BRIDGEPORT, WEST VIRGINIA – Bridgeport Police Chief John Walker, Clarksburg Police Chief Robbie Hilliard, and Captain James Merrill of the West Virginia State Police today announced the results of an enhanced operation by the Mountaineer Highway Interdiction Team (MHIT South) that occurred over the past week in Harrison County.
Leaders of the MHIT South agencies explained that a “Blitz”, or saturation patrol, took place between May 19 and May 22 with increased patrols on highways and secondary roads throughout the area. Neighborhoods in Harrison County received extra attention as part of the project, as did parcels and packages that were being shipped to and from Northern West Virginia. In addition to the three regular members of MHIT South, an additional twenty-three officers participated in the saturation patrols this week.
Captain Merrill explained that as a result of the effort, five felony charges and eleven misdemeanor charges were filed, and sixty-eight citations were issued. There were also arrests for driving under the influence, transferring stolen property, and a fugitive warrant was served. Drugs with a street value of $48,060 were recovered, and one active felony warrant was served. Substances recovered included heroin, synthetic cathinones, and marijuana.
“We listened to our citizens and increased our presence in certain hot spots in the county,” said Chief Walker. “I encourage the public to continue to make us aware of areas that need extra patrols. While MHIT South will continue to operate on a daily basis, we look forward to organizing enhanced patrols like this one again in the future.”
The leaders of MHIT South explained that the resources now available to the team on a regular basis include three officers and two K-9 handlers.

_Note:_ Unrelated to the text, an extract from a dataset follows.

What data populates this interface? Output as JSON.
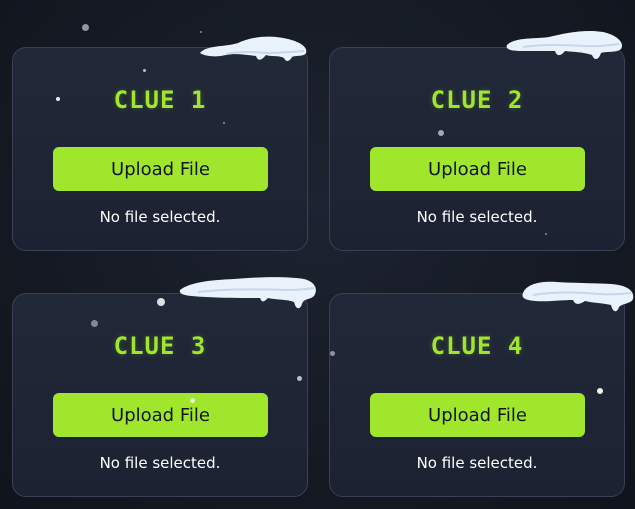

The agencies involved have been very pleased with the team approach to interdiction.
“MHIT South increases our presence on local roadways and serves as a partner for the Greater Harrison Drug and Violent Crimes Task Force,” said Captain Merrill. “We work with the Task Force every day to disrupt drug trafficking organizations that attempt to operate in the region.”
Between February 1 and May of 2014, MHIT South officers have filed twenty felony charges, thirty-nine misdemeanor charges, and have issued thirty-six misdemeanor citations. Nearly one hundred searches have been conducted, including sixty-three by K-9 units. Marijuana worth $18,765.00 has been seized, and other drugs valued at $37,690 have been seized.
MHIT’s primary purpose is to enhance regional interdiction operations in order to slow the flow of illegal drugs into and through the State of West Virginia. The major focus of MHIT South is on highways and state routes but it also concentrates on airports, bus terminals, hotels, motels and parcel and package interdiction.
Besides enhancing regional highway interdiction operations, MHIT South has the added benefit of preserving citizen safety on West Virginia highways through effective traffic and commercial vehicle enforcement. MHIT South also assists in investigating kidnapings, bank robberies, carjackings, Amber Alerts and interstate theft; the detection and enforcement of firearms and explosives; human trafficking and immigration violations; and fugitive apprehension.
Regular updates on the work of MHIT South will be made via press releases from its member agencies as well as via the official Twitter feed of the United States Attorney’s Office,